On the global stage small businesses are represented in many different communities. At a UK and EU level small businesses are defined as having 10-50 employees and offer considerable scope for innovation and productivity. Additionally, the European Union Research and Advisory Board (EURAB, 2004) has provided a helpful typology in terms of the amount of R&D that is undertaken. Four basic categories provide insight into the level of use and the extent of R&D that is conducted. A basic category of some seventy percent of small businesses undertake little or no R&D; about twenty percent are technology adopting adapting existing technologies as low innovative businesses; less than ten percent combine or develop existing technologies at an innovative level; and less than three percent are involved in high level research. The distinctive characteristics of, and pathways into, leading technology users as they attain a critical market edge therefore require identification.

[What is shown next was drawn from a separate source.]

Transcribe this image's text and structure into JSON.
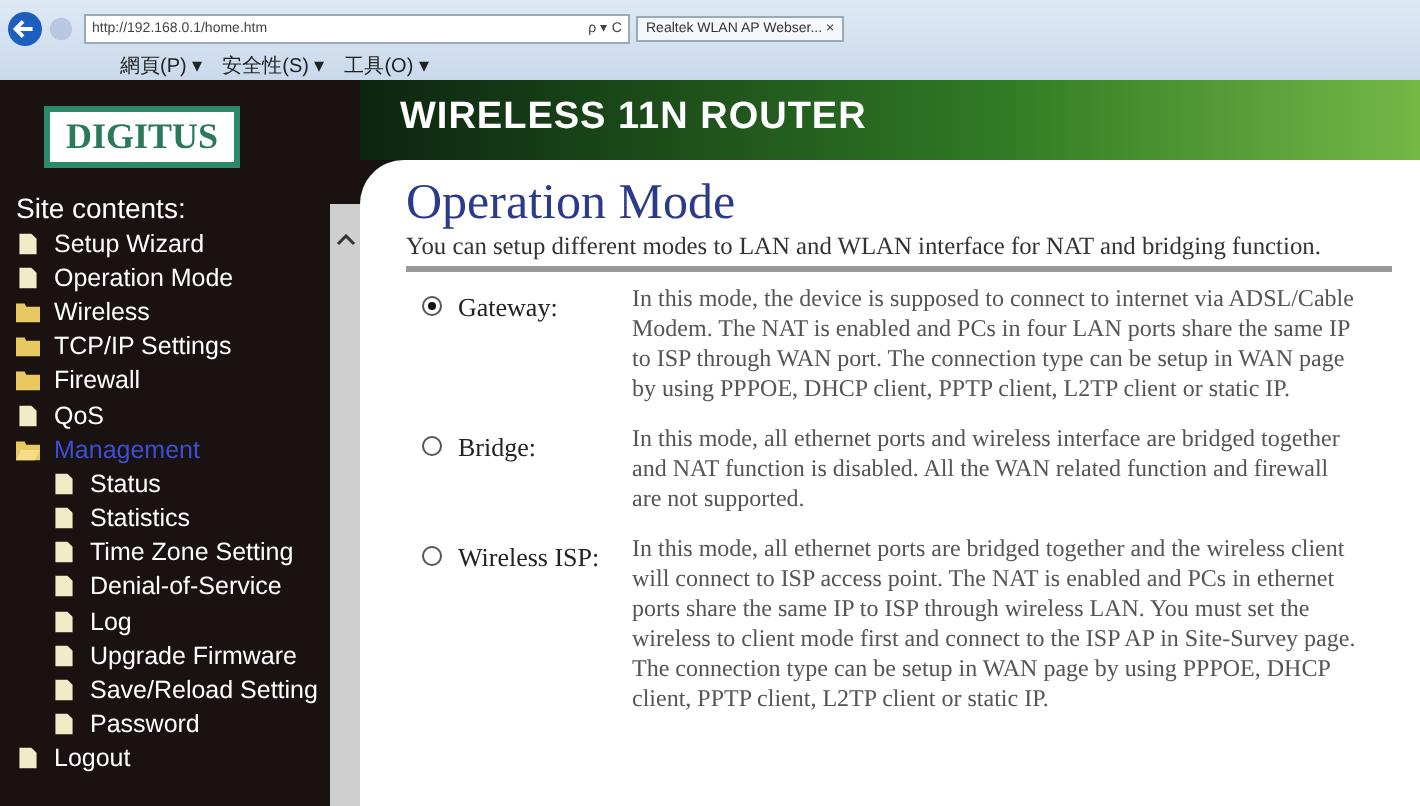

Small businesses that are early adopters of more advanced technology applications tend to be more entrepreneurial in their growth strategies and core opinion formers in their networks (Cohen and Levinthal, 1990; Zahra and George, 2002; Gray, 2006). They are likely to conduct more research and R&D or adapt technological applications to their requirements than other small businesses. It is therefore hoped that this second volume will provide a greater understanding of these innovation dynamics for small businesses in industrial settings.